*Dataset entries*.
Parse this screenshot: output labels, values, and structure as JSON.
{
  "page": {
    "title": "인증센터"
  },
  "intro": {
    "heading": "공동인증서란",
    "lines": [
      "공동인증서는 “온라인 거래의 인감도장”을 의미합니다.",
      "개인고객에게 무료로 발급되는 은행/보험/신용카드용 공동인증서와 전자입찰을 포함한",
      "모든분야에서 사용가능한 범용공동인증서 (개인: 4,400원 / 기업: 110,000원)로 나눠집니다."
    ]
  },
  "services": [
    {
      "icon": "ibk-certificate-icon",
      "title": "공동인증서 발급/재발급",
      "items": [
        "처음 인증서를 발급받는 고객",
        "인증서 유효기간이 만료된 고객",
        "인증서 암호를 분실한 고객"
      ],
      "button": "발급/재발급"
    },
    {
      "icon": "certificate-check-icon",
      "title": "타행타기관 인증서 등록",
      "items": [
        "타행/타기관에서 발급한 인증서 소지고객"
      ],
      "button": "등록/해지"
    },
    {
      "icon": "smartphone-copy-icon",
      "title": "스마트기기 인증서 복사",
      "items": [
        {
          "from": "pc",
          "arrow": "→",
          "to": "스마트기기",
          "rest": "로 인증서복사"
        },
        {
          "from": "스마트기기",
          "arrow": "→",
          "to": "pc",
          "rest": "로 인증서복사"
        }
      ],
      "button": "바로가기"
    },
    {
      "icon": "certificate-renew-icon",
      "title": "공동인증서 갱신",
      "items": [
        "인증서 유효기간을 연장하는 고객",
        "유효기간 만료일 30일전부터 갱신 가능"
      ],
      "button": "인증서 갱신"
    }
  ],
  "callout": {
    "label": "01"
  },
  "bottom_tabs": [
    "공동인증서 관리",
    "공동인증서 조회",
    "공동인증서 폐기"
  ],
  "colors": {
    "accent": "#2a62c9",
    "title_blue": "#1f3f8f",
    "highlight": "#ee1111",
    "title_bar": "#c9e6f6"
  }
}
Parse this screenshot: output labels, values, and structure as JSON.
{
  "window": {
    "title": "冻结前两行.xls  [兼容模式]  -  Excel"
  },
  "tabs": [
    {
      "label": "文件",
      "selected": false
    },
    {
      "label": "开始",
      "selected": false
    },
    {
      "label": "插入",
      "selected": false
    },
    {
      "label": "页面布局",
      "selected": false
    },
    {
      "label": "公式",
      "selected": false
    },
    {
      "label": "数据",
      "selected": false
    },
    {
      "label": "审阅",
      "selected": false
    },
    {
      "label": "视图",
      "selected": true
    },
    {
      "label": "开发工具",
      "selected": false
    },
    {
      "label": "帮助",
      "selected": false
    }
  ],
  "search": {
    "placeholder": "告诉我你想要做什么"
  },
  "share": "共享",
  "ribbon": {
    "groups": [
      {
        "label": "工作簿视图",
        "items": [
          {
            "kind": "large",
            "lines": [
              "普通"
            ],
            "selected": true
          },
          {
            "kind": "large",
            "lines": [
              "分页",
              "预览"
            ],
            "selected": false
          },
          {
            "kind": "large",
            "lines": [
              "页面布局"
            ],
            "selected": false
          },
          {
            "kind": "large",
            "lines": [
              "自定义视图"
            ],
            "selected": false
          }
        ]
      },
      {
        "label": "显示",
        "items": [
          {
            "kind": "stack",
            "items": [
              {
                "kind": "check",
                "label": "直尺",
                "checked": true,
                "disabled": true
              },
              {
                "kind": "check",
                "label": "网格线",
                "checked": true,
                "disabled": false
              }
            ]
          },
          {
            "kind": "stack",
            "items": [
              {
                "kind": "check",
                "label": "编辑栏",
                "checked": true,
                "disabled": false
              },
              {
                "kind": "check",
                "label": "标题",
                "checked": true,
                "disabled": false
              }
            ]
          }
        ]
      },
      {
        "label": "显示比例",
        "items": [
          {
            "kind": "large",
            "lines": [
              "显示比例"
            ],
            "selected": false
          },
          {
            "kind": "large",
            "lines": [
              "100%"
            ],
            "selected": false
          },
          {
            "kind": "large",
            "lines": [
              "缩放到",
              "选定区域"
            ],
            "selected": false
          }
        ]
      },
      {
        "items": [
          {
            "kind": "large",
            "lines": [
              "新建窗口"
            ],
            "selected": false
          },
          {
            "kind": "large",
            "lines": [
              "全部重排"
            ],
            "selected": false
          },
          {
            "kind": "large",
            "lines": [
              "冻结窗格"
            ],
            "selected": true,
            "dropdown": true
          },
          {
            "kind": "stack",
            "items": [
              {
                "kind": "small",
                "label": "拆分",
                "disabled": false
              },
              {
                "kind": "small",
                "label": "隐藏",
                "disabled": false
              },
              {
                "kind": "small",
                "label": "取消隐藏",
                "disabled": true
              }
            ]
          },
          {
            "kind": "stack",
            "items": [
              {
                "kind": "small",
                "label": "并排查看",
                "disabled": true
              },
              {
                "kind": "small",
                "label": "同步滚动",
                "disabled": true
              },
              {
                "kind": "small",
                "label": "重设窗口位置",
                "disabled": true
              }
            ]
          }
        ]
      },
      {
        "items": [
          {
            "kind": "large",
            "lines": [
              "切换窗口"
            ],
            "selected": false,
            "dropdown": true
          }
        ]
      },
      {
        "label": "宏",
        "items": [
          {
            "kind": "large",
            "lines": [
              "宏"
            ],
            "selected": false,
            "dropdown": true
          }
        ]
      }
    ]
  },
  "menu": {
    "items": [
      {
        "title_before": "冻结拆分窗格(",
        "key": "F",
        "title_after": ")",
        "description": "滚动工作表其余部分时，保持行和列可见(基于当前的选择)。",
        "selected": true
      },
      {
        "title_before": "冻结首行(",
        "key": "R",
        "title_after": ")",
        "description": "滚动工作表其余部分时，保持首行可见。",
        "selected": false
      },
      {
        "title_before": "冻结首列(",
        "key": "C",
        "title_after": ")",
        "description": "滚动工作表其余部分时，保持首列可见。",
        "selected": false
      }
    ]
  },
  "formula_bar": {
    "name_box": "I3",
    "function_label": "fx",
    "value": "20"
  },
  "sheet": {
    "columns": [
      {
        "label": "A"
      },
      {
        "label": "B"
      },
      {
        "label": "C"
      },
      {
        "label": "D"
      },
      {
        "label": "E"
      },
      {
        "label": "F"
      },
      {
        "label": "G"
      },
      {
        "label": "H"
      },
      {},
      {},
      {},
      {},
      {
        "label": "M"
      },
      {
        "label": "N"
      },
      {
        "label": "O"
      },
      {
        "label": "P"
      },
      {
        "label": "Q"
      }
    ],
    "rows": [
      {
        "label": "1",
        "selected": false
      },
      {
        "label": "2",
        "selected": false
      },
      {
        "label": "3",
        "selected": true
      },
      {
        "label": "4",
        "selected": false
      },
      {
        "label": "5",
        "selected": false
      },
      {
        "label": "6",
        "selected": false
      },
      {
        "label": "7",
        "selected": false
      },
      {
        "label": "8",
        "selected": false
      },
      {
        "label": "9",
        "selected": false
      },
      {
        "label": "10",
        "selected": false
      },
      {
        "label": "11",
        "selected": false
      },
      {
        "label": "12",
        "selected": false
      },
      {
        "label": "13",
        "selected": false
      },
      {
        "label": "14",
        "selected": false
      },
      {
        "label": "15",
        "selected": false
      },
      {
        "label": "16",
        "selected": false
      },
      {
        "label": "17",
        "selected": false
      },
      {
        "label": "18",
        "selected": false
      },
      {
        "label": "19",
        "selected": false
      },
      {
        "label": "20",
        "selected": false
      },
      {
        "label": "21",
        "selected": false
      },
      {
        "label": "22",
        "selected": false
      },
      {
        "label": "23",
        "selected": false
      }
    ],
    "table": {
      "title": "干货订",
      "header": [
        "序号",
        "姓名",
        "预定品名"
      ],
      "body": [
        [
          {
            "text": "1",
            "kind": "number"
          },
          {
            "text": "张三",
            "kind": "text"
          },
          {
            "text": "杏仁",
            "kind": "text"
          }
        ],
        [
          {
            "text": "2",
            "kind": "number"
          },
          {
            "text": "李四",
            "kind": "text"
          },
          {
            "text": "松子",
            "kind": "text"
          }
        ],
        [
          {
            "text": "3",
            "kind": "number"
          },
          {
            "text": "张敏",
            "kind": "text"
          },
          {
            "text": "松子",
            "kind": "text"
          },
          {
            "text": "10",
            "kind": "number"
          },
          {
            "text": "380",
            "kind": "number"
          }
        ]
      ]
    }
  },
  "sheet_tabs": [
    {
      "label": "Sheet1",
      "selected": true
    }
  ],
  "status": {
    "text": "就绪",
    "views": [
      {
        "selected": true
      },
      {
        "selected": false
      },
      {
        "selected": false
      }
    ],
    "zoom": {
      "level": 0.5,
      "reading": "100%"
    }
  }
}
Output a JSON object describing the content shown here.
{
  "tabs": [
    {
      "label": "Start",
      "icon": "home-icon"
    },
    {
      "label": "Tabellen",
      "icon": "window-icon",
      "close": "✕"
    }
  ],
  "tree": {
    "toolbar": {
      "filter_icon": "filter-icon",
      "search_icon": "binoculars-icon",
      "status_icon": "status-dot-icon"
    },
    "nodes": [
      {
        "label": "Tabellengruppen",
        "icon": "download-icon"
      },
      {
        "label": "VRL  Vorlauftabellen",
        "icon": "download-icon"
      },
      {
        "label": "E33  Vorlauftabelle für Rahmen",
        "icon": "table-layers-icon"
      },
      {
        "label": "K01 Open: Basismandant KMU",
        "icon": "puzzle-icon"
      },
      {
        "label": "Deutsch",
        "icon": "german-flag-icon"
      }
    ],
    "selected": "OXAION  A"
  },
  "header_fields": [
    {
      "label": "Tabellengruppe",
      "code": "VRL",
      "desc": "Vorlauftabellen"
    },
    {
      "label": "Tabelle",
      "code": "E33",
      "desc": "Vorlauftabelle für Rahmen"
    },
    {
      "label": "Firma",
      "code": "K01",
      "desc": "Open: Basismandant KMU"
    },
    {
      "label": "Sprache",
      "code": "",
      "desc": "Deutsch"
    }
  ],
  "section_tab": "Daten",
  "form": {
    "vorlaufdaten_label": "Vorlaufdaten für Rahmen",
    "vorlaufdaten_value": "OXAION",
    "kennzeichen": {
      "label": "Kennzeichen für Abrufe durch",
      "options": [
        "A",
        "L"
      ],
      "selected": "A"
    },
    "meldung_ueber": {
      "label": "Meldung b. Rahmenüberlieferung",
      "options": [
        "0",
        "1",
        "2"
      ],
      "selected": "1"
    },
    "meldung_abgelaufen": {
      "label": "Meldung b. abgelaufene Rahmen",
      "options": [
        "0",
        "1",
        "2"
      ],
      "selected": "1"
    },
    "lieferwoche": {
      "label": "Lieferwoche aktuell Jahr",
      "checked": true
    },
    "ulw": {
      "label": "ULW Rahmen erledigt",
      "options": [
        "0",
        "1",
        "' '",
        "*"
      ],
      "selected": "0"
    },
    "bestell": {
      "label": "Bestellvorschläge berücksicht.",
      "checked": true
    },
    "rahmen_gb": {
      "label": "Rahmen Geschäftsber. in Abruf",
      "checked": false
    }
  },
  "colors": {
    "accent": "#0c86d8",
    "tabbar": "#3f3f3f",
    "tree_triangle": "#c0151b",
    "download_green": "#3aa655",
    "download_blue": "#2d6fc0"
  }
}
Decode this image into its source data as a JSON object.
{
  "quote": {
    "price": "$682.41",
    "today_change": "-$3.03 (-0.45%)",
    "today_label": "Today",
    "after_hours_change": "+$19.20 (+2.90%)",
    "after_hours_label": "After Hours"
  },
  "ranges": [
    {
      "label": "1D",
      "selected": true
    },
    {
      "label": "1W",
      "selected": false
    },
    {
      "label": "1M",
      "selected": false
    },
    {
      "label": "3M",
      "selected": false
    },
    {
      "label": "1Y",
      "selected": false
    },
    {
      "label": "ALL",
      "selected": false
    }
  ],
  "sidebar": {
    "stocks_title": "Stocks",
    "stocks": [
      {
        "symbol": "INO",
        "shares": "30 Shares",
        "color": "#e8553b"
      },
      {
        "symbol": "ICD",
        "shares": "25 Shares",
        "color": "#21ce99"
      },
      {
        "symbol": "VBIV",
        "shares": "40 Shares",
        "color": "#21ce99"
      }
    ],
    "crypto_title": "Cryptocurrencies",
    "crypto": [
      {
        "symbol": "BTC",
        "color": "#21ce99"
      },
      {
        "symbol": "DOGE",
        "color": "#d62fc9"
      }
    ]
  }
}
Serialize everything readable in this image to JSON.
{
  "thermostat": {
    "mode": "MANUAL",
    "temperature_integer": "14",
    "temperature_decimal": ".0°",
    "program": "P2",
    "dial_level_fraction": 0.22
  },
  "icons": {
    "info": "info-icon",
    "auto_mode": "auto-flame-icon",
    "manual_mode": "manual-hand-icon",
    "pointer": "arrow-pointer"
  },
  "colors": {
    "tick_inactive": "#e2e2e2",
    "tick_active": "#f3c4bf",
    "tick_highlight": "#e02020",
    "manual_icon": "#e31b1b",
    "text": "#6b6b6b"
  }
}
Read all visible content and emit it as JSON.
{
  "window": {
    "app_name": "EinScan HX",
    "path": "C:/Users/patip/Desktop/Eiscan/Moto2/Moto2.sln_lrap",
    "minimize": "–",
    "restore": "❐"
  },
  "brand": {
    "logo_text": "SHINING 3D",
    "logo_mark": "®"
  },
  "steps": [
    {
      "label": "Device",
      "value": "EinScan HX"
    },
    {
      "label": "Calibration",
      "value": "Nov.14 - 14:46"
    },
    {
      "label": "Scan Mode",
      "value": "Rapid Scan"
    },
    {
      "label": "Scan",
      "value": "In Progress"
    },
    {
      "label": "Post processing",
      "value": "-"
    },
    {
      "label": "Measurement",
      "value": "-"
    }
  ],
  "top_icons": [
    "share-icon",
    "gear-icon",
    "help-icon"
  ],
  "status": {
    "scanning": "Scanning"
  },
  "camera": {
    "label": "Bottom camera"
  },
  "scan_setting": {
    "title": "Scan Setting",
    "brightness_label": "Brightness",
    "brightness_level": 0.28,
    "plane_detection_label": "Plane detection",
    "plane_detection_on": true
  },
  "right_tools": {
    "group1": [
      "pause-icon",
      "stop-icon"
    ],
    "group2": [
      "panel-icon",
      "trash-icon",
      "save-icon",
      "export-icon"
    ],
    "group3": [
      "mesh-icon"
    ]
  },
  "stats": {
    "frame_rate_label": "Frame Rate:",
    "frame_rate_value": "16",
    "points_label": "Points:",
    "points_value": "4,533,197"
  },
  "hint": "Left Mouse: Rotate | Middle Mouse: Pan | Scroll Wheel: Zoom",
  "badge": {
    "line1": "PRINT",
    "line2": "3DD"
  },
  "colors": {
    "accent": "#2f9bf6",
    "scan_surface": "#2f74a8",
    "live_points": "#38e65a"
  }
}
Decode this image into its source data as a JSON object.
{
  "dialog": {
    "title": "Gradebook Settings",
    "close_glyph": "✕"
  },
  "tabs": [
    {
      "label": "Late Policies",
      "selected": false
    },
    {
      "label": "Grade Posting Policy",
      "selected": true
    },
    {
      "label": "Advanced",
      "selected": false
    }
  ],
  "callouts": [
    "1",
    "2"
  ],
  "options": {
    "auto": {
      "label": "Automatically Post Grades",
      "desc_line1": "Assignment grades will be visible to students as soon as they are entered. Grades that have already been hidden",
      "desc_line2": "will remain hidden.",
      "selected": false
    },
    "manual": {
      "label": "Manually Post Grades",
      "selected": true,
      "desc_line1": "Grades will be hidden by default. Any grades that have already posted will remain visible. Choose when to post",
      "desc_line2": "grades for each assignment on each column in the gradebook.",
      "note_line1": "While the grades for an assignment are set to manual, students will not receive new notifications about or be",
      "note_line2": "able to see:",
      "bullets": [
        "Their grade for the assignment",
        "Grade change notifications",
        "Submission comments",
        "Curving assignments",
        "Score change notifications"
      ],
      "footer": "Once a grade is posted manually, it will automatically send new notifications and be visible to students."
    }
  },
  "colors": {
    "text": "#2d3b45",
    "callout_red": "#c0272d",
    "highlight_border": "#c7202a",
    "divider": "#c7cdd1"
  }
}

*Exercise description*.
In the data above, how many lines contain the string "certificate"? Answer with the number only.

*Response to the exercise*.
3